China, Russia change fair trade currency

While we were all enjoying being home for the week, China and Russia made a big joint announcement Nov. 24: they are no longer using the U.S. dollar as the currency used for trade between their countries. They are now going to use their own, national currencies for bilateral trade.

This, in and of itself, may not seem like the biggest of deals, but It’s a political move that has major repercussions on the global scale.

The Chinese, especially, have been worried about the decreasing relative value of the dollar. A lot of lip service has been paid to this particular issue in Chinese politics of late, but the agreement between the Chinese and the Russians is the first big international action that’s been taken in response.

The feeling, though, has been building for some time, both in China and in the rest of the world. The recent economic troubles that we’ve been having haven’t just affected us; they’ve affected the entire world’s economy. This is partly because of factors within the various countries of the world, partly because our recession affects our trade with everyone, but that’s not all there is.

It’s also partly because of the investment that other countries have in our currency — China alone has $2.6 trillion of our currency in their reserves in the form of U.S. Treasuries. Many countries, China included, use the dollar as the baseline for evaluating their own currency — $1 is worth about 6.8 yuan. This means that the value of the dollar has a great deal of importance to the world’s economy, and as such people start to get worried when the dollar is in trouble.
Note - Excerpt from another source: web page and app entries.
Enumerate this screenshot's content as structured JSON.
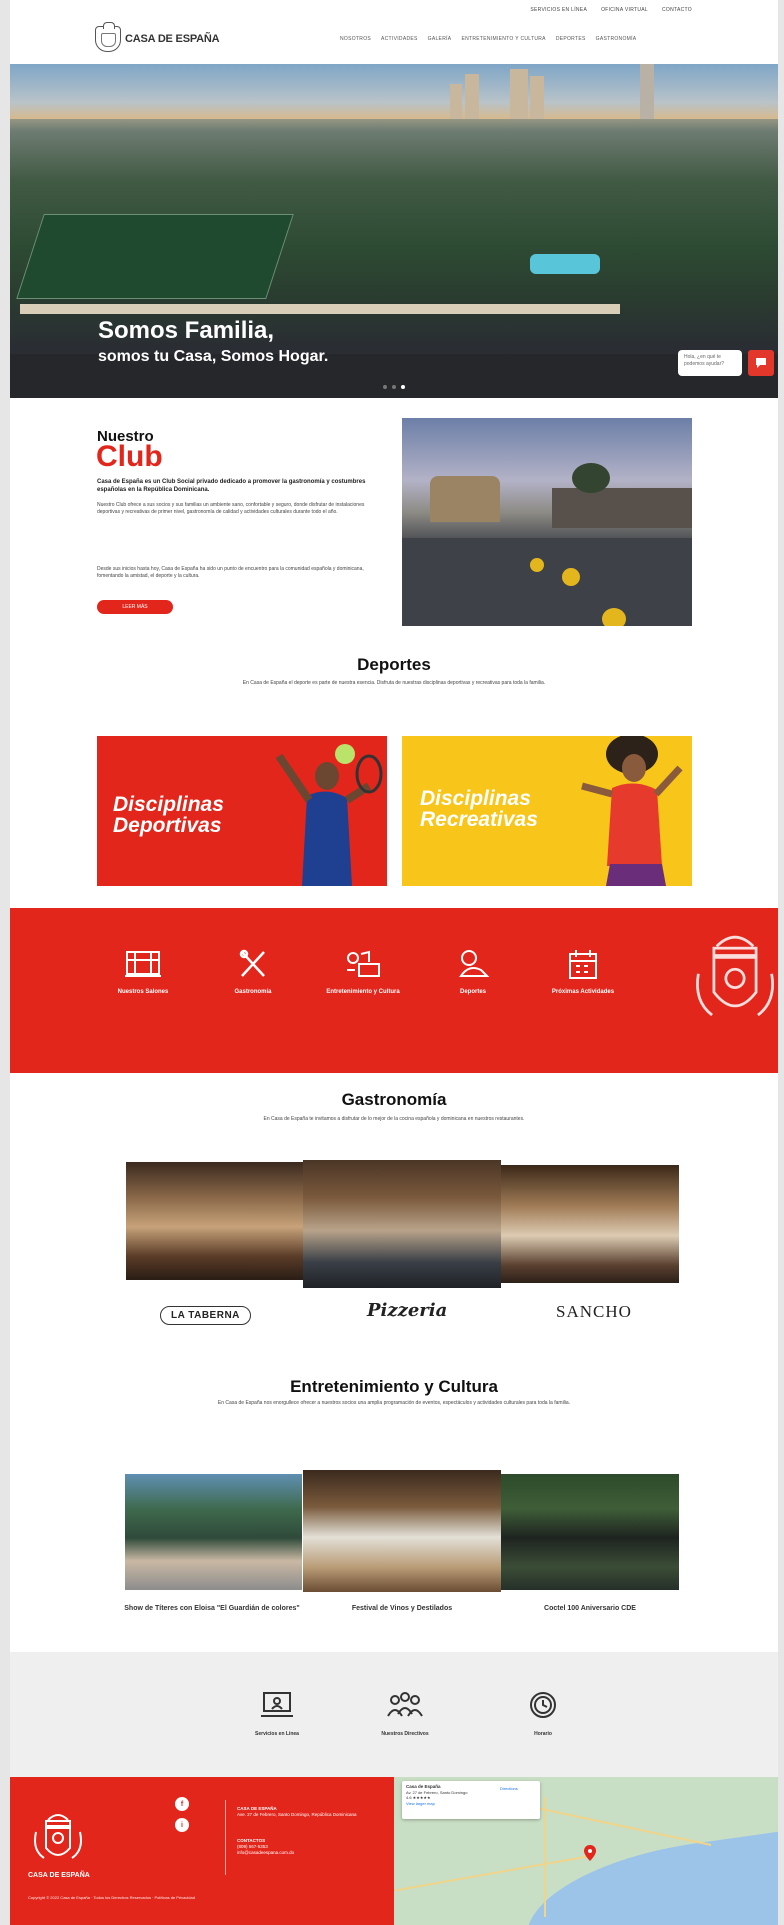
{
  "colors": {
    "brand_red": "#e3261c",
    "brand_yellow": "#f8c51a",
    "footer_bg": "#e3261c",
    "services_bg": "#efefef"
  },
  "topbar": {
    "links": [
      "Servicios en Línea",
      "Oficina Virtual",
      "Contacto"
    ]
  },
  "header": {
    "logo_text": "CASA DE ESPAÑA",
    "logo_icon": "crest-icon",
    "nav": [
      "Nosotros",
      "Actividades",
      "Galería",
      "Entretenimiento y Cultura",
      "Deportes",
      "Gastronomía"
    ]
  },
  "hero": {
    "title": "Somos Familia,",
    "subtitle": "somos tu Casa, Somos Hogar.",
    "slides": 3,
    "active_slide": 3,
    "chat_text": "Hola, ¿en qué te podemos ayudar?",
    "chat_icon": "chat-icon"
  },
  "club": {
    "title_small": "Nuestro",
    "title_big": "Club",
    "lead": "Casa de España es un Club Social privado dedicado a promover la gastronomía y costumbres españolas en la República Dominicana.",
    "paragraphs": [
      "Nuestro Club ofrece a sus socios y sus familias un ambiente sano, confortable y seguro, donde disfrutar de instalaciones deportivas y recreativas de primer nivel, gastronomía de calidad y actividades culturales durante todo el año.",
      "Desde sus inicios hasta hoy, Casa de España ha sido un punto de encuentro para la comunidad española y dominicana, fomentando la amistad, el deporte y la cultura."
    ],
    "button": "Leer más"
  },
  "deportes": {
    "title": "Deportes",
    "subtitle": "En Casa de España el deporte es parte de nuestra esencia. Disfruta de nuestras disciplinas deportivas y recreativas para toda la familia.",
    "cards": [
      {
        "label_line1": "Disciplinas",
        "label_line2": "Deportivas"
      },
      {
        "label_line1": "Disciplinas",
        "label_line2": "Recreativas"
      }
    ]
  },
  "band": {
    "items": [
      {
        "label": "Nuestros Salones",
        "icon": "venue-icon"
      },
      {
        "label": "Gastronomía",
        "icon": "utensils-icon"
      },
      {
        "label": "Entretenimiento y Cultura",
        "icon": "culture-icon"
      },
      {
        "label": "Deportes",
        "icon": "sports-icon"
      },
      {
        "label": "Próximas Actividades",
        "icon": "calendar-icon"
      }
    ]
  },
  "gastronomia": {
    "title": "Gastronomía",
    "subtitle": "En Casa de España te invitamos a disfrutar de lo mejor de la cocina española y dominicana en nuestros restaurantes.",
    "brands": [
      "LA TABERNA",
      "Pizzeria",
      "SANCHO"
    ]
  },
  "entretenimiento": {
    "title": "Entretenimiento y Cultura",
    "subtitle": "En Casa de España nos enorgullece ofrecer a nuestros socios una amplia programación de eventos, espectáculos y actividades culturales para toda la familia.",
    "events": [
      "Show de Títeres con Eloisa \"El Guardián de colores\"",
      "Festival de Vinos y Destilados",
      "Coctel 100 Aniversario CDE"
    ]
  },
  "services": {
    "items": [
      {
        "label": "Servicios en Línea",
        "icon": "laptop-icon"
      },
      {
        "label": "Nuestros Directivos",
        "icon": "directors-icon"
      },
      {
        "label": "Horario",
        "icon": "clock-icon"
      }
    ]
  },
  "footer": {
    "brand": "CASA DE ESPAÑA",
    "social": [
      "f",
      "i"
    ],
    "address_title": "CASA DE ESPAÑA",
    "address": "Ave. 27 de Febrero, Santo Domingo, República Dominicana",
    "contact_title": "CONTACTOS",
    "phone": "(809) 567-5353",
    "email": "info@casadeespana.com.do",
    "copyright": "Copyright © 2022 Casa de España · Todos los Derechos Reservados · Políticas de Privacidad"
  },
  "map": {
    "place": "Casa de España",
    "address": "Av. 27 de Febrero, Santo Domingo",
    "rating": "4.6 ★★★★★",
    "link": "View larger map",
    "directions": "Directions"
  }
}
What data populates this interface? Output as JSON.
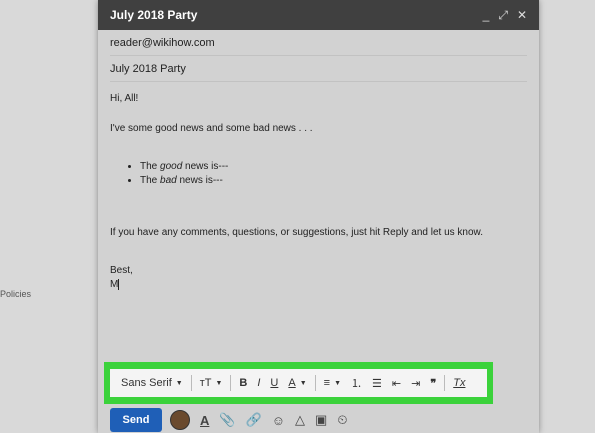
{
  "window": {
    "title": "July 2018 Party",
    "controls": [
      "minimize-icon",
      "expand-icon",
      "close-icon"
    ]
  },
  "fields": {
    "to": "reader@wikihow.com",
    "subject": "July 2018 Party"
  },
  "message": {
    "greeting": "Hi, All!",
    "line1": "I've some good news and some bad news . . .",
    "bullets": [
      {
        "prefix": "The ",
        "emph": "good",
        "suffix": " news is---"
      },
      {
        "prefix": "The ",
        "emph": "bad",
        "suffix": " news is---"
      }
    ],
    "line2": "If you have any comments, questions, or suggestions, just hit Reply and let us know.",
    "signoff": "Best,",
    "signature": "M"
  },
  "toolbar": {
    "font": "Sans Serif",
    "highlight_color": "#3bd23b",
    "buttons": [
      "font-size-icon",
      "bold-icon",
      "italic-icon",
      "underline-icon",
      "text-color-icon",
      "align-icon",
      "numbered-list-icon",
      "bulleted-list-icon",
      "indent-less-icon",
      "indent-more-icon",
      "quote-icon",
      "remove-formatting-icon"
    ],
    "glyphs": {
      "font_size": "тT",
      "bold": "B",
      "italic": "I",
      "underline": "U",
      "text_color": "A",
      "quote": "❞",
      "clear": "Tx"
    }
  },
  "bottombar": {
    "send_label": "Send",
    "send_color": "#1f5fb7"
  },
  "background": {
    "left_text": "Policies"
  }
}
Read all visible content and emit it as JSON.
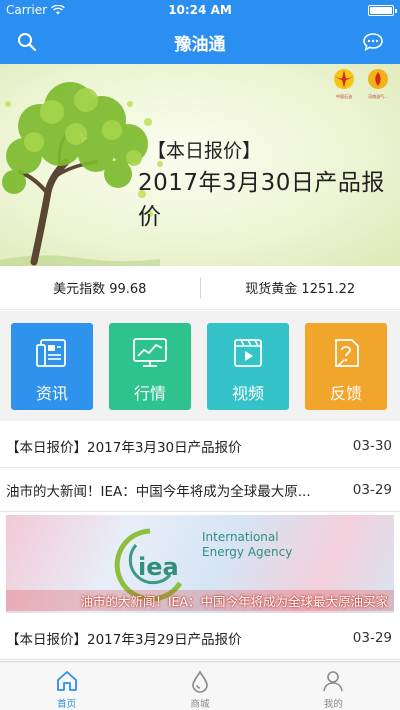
{
  "status_bar": {
    "carrier": "Carrier",
    "time": "10:24 AM",
    "battery_level": 1.0
  },
  "nav": {
    "title": "豫油通",
    "left_icon": "search-icon",
    "right_icon": "chat-icon"
  },
  "banner": {
    "line1": "【本日报价】",
    "line2": "2017年3月30日产品报价",
    "logo1_caption": "中国石油",
    "logo2_caption": "河南油气..."
  },
  "ticker": {
    "usd_index": "美元指数 99.68",
    "gold_spot": "现货黄金 1251.22"
  },
  "quick_menu": [
    {
      "label": "资讯",
      "icon": "news-icon",
      "color": "#2f93ee"
    },
    {
      "label": "行情",
      "icon": "chart-icon",
      "color": "#2ec28f"
    },
    {
      "label": "视频",
      "icon": "video-icon",
      "color": "#34c3c9"
    },
    {
      "label": "反馈",
      "icon": "feedback-icon",
      "color": "#f1a52a"
    }
  ],
  "news": [
    {
      "title": "【本日报价】2017年3月30日产品报价",
      "date": "03-30"
    },
    {
      "title": "油市的大新闻！IEA：中国今年将成为全球最大原...",
      "date": "03-29"
    }
  ],
  "feature": {
    "logo_text": "iea",
    "org_line1": "International",
    "org_line2": "Energy Agency",
    "caption": "油市的大新闻！IEA：中国今年将成为全球最大原油买家"
  },
  "news_after": {
    "title": "【本日报价】2017年3月29日产品报价",
    "date": "03-29"
  },
  "tabs": [
    {
      "label": "首页",
      "icon": "home-icon",
      "active": true
    },
    {
      "label": "商城",
      "icon": "drop-icon",
      "active": false
    },
    {
      "label": "我的",
      "icon": "user-icon",
      "active": false
    }
  ]
}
We’ve all seen the effects of inflation over the years, and I’m sure you can remember some curmudgeonly old guy ranting about gas prices having been under 20 cents 60 years ago. Part of the price increase since is due to the increased demand for gas around the world, but part is also due to our dollar becoming less valuable with time.

So what does this mean to you? Well that’s a tricky question. It doesn’t necessarily mean anything. During the last few days the value of the dollar has been steadily increasing, and that’s something that’s likely to continue as the economy recovers.

On the other hand, if the value of the dollar does end up being too much of a risk for other countries to trust, they may release their reserves of the dollar. This is something to be avoided, as the sudden increase in the number of dollars in circulation worldwide would cause massive inflation. We might not be looking at, for example, the post World War I German mark, but it certainly won’t be pretty.

We’re on the road to economic recovery. But we may need to work faster if we want to restore the trust the world has in us, in our economy and in our dollar.